(Items from an interface collection)
────────────────────

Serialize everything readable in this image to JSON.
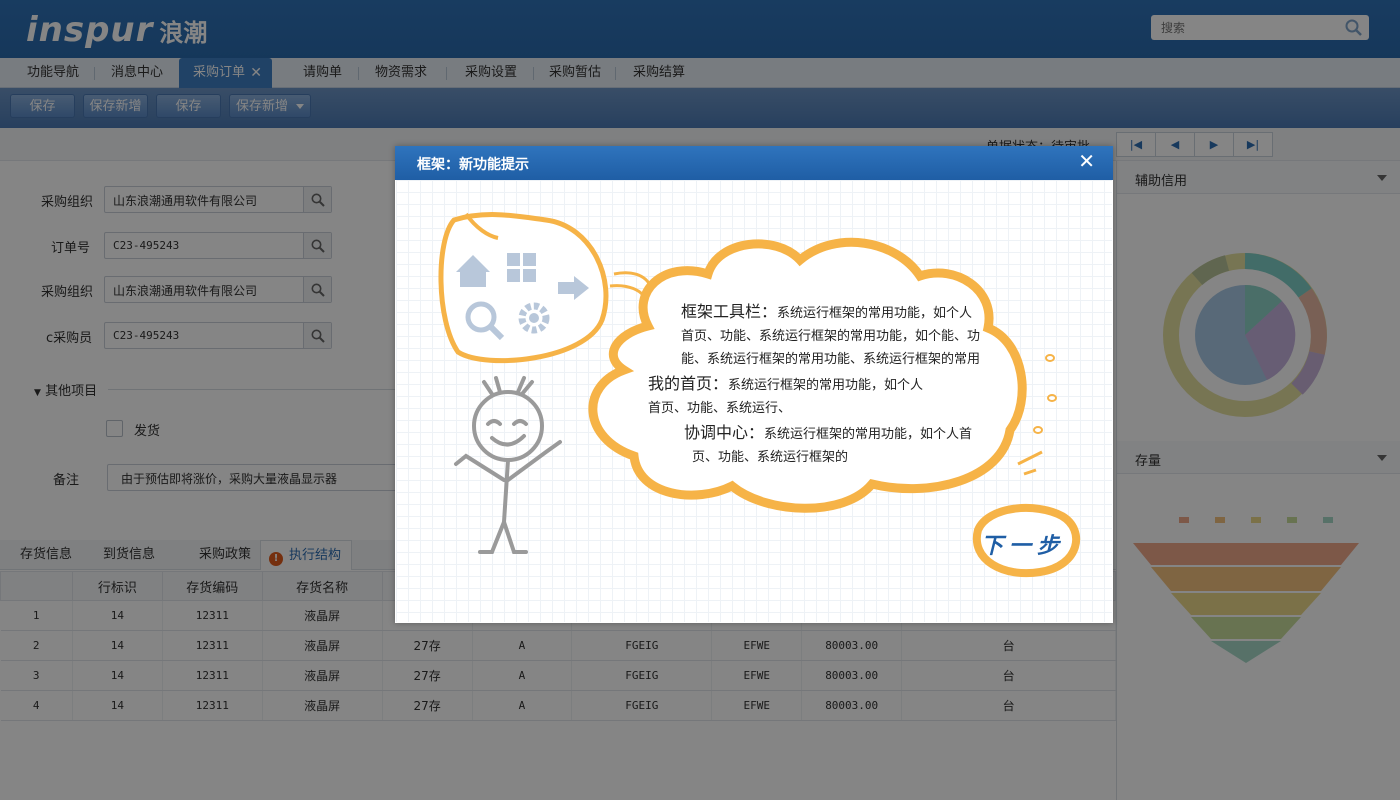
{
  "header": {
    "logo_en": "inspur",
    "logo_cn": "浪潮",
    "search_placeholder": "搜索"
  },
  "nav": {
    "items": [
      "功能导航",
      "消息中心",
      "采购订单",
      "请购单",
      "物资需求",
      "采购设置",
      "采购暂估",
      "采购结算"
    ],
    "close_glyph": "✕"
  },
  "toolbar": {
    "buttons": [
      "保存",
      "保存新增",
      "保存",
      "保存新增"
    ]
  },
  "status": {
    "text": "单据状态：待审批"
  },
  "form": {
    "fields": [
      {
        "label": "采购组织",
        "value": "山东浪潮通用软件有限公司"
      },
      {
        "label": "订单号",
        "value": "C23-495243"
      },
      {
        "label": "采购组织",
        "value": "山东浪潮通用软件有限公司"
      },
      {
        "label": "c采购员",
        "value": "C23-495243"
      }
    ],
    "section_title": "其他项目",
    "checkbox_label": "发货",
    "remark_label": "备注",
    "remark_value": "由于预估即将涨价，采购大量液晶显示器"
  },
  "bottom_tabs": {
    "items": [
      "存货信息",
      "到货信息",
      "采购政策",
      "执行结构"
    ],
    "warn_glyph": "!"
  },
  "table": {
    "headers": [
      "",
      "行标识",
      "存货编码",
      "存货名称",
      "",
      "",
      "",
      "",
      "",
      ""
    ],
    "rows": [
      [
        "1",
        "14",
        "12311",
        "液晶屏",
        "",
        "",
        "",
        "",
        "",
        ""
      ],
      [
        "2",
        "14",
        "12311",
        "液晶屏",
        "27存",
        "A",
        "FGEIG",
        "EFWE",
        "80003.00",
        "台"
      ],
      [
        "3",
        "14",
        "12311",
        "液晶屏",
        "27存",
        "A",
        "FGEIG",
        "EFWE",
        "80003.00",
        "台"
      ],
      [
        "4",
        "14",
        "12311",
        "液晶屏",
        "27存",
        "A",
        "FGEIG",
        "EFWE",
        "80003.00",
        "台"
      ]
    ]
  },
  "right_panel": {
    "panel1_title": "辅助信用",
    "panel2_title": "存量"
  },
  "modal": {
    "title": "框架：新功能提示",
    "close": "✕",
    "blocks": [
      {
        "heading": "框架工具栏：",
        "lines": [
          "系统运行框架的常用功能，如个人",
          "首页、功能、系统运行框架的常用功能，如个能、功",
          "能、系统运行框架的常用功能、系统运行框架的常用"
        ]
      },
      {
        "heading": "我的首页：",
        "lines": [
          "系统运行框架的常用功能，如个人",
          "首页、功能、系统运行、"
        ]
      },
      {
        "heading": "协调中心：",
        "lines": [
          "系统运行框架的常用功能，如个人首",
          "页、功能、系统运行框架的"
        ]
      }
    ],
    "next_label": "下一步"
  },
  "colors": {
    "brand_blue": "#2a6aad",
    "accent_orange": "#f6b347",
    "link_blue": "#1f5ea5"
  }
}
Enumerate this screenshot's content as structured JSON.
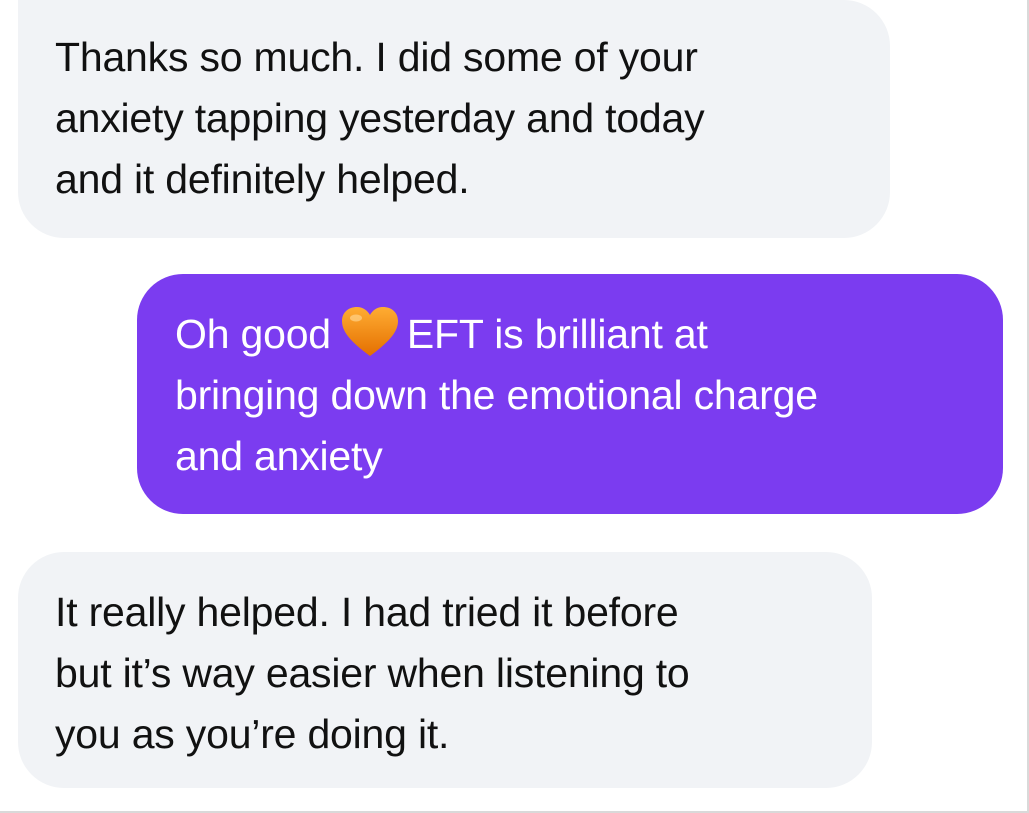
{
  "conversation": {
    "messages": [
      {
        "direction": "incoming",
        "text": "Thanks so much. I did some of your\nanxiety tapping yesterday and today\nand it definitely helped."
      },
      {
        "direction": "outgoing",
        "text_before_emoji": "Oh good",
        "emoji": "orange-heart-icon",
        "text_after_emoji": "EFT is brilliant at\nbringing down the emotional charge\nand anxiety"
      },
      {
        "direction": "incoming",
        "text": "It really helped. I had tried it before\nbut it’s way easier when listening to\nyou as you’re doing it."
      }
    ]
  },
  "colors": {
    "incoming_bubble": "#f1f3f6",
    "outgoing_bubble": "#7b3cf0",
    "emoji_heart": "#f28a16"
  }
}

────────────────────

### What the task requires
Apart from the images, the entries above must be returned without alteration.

### Answer area
Serialize everything readable in this image to JSON.
{
  "header": {
    "logo_en": "inspur",
    "logo_cn": "浪潮",
    "search_placeholder": "搜索"
  },
  "nav": {
    "items": [
      "功能导航",
      "消息中心",
      "采购订单",
      "请购单",
      "物资需求",
      "采购设置",
      "采购暂估",
      "采购结算"
    ],
    "close_glyph": "✕"
  },
  "toolbar": {
    "buttons": [
      "保存",
      "保存新增",
      "保存",
      "保存新增"
    ]
  },
  "status": {
    "text": "单据状态：待审批"
  },
  "form": {
    "fields": [
      {
        "label": "采购组织",
        "value": "山东浪潮通用软件有限公司"
      },
      {
        "label": "订单号",
        "value": "C23-495243"
      },
      {
        "label": "采购组织",
        "value": "山东浪潮通用软件有限公司"
      },
      {
        "label": "c采购员",
        "value": "C23-495243"
      }
    ],
    "section_title": "其他项目",
    "checkbox_label": "发货",
    "remark_label": "备注",
    "remark_value": "由于预估即将涨价，采购大量液晶显示器"
  },
  "bottom_tabs": {
    "items": [
      "存货信息",
      "到货信息",
      "采购政策",
      "执行结构"
    ],
    "warn_glyph": "!"
  },
  "table": {
    "headers": [
      "",
      "行标识",
      "存货编码",
      "存货名称",
      "",
      "",
      "",
      "",
      "",
      ""
    ],
    "rows": [
      [
        "1",
        "14",
        "12311",
        "液晶屏",
        "",
        "",
        "",
        "",
        "",
        ""
      ],
      [
        "2",
        "14",
        "12311",
        "液晶屏",
        "27存",
        "A",
        "FGEIG",
        "EFWE",
        "80003.00",
        "台"
      ],
      [
        "3",
        "14",
        "12311",
        "液晶屏",
        "27存",
        "A",
        "FGEIG",
        "EFWE",
        "80003.00",
        "台"
      ],
      [
        "4",
        "14",
        "12311",
        "液晶屏",
        "27存",
        "A",
        "FGEIG",
        "EFWE",
        "80003.00",
        "台"
      ]
    ]
  },
  "right_panel": {
    "panel1_title": "辅助信用",
    "panel2_title": "存量"
  },
  "modal": {
    "title": "框架：新功能提示",
    "close": "✕",
    "blocks": [
      {
        "heading": "框架工具栏：",
        "lines": [
          "系统运行框架的常用功能，如个人",
          "首页、功能、系统运行框架的常用功能，如个能、功",
          "能、系统运行框架的常用功能、系统运行框架的常用"
        ]
      },
      {
        "heading": "我的首页：",
        "lines": [
          "系统运行框架的常用功能，如个人",
          "首页、功能、系统运行、"
        ]
      },
      {
        "heading": "协调中心：",
        "lines": [
          "系统运行框架的常用功能，如个人首",
          "页、功能、系统运行框架的"
        ]
      }
    ],
    "next_label": "下一步"
  },
  "colors": {
    "brand_blue": "#2a6aad",
    "accent_orange": "#f6b347",
    "link_blue": "#1f5ea5"
  }
}
Enumerate this screenshot's content as structured JSON.
{
  "conversation": {
    "messages": [
      {
        "direction": "incoming",
        "text": "Thanks so much. I did some of your\nanxiety tapping yesterday and today\nand it definitely helped."
      },
      {
        "direction": "outgoing",
        "text_before_emoji": "Oh good",
        "emoji": "orange-heart-icon",
        "text_after_emoji": "EFT is brilliant at\nbringing down the emotional charge\nand anxiety"
      },
      {
        "direction": "incoming",
        "text": "It really helped. I had tried it before\nbut it’s way easier when listening to\nyou as you’re doing it."
      }
    ]
  },
  "colors": {
    "incoming_bubble": "#f1f3f6",
    "outgoing_bubble": "#7b3cf0",
    "emoji_heart": "#f28a16"
  }
}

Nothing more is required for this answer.